### WHAT YOU SHOULD DO
Which lines in the records below mention the word "screenshot"? Copy each one out.

### DATA FOR THE TASK
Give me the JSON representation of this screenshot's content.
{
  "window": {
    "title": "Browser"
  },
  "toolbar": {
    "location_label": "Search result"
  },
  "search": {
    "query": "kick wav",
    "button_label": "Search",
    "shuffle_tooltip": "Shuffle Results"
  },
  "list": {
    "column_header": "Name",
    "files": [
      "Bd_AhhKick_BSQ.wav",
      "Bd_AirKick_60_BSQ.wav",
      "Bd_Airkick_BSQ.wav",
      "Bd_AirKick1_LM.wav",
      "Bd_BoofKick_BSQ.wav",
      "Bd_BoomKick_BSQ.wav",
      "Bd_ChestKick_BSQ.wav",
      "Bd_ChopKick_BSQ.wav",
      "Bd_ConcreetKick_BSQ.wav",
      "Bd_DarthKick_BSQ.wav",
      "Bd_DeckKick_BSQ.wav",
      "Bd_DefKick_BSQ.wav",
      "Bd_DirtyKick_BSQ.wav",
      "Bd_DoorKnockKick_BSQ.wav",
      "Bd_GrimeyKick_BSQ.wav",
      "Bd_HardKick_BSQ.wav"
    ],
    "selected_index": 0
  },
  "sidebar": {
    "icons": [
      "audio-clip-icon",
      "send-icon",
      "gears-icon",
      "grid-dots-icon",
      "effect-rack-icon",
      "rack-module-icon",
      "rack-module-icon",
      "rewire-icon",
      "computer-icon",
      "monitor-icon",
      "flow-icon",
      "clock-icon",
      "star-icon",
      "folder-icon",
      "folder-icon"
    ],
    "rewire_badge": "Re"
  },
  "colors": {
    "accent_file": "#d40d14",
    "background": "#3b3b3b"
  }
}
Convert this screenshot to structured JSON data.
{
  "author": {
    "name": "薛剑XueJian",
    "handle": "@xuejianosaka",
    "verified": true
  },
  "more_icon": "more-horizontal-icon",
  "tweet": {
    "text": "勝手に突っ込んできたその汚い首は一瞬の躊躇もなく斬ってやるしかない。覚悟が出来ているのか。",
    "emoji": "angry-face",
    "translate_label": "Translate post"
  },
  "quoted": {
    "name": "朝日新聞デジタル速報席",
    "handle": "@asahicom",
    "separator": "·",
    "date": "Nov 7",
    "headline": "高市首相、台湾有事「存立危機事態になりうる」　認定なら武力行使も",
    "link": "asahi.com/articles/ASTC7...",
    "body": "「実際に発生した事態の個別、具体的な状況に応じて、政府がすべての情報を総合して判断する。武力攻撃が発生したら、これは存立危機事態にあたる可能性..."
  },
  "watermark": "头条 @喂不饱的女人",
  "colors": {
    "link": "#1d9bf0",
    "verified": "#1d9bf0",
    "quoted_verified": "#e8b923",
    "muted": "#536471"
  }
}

### WRITTEN REPLY
Give me the JSON representation of this screenshot's content.
Convert this screenshot to structured JSON data.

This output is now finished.